> [DATA TO EXAMINE]
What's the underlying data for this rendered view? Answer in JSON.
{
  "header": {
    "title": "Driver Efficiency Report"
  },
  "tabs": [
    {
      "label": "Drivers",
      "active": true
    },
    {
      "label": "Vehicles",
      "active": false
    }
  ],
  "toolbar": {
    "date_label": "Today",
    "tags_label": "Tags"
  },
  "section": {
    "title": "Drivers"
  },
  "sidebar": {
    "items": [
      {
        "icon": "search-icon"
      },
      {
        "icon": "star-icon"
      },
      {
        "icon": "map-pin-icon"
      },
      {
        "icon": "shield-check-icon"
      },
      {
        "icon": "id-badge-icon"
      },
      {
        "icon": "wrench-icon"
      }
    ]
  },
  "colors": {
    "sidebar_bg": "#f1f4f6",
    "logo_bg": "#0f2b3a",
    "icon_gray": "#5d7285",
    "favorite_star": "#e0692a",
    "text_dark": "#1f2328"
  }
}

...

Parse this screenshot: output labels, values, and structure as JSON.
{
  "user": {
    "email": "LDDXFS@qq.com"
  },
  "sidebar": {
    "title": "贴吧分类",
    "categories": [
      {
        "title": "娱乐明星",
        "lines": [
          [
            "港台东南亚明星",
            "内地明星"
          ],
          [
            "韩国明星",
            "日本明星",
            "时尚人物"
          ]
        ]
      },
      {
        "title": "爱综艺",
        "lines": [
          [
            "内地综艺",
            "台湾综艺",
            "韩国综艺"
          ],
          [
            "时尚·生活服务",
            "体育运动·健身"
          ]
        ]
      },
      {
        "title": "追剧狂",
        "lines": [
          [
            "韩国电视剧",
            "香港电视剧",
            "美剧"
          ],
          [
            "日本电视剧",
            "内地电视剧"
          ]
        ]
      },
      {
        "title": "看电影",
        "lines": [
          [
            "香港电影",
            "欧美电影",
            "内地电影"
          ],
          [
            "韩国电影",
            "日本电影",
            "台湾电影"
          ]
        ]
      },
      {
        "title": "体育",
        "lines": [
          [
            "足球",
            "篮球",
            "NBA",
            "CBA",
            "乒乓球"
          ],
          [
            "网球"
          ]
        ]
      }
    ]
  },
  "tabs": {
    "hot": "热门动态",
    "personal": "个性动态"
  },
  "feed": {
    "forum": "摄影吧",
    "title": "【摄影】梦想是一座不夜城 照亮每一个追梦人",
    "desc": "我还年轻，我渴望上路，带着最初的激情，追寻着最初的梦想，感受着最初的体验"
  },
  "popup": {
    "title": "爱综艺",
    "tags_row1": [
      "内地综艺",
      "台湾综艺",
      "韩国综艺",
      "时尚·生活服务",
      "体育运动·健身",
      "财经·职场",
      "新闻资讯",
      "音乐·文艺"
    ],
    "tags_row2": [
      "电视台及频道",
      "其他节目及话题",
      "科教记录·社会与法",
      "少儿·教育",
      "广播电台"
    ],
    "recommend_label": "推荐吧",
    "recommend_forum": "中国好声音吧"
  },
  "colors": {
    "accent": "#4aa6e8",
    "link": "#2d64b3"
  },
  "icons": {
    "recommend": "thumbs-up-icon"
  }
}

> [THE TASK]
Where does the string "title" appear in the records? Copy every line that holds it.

> [ANSWER BOX]
    "title": "Driver Efficiency Report"
    "title": "Drivers"
    "title": "贴吧分类",
        "title": "娱乐明星",
        "title": "爱综艺",
        "title": "追剧狂",
        "title": "看电影",
        "title": "体育",
    "title": "【摄影】梦想是一座不夜城 照亮每一个追梦人",
    "title": "爱综艺",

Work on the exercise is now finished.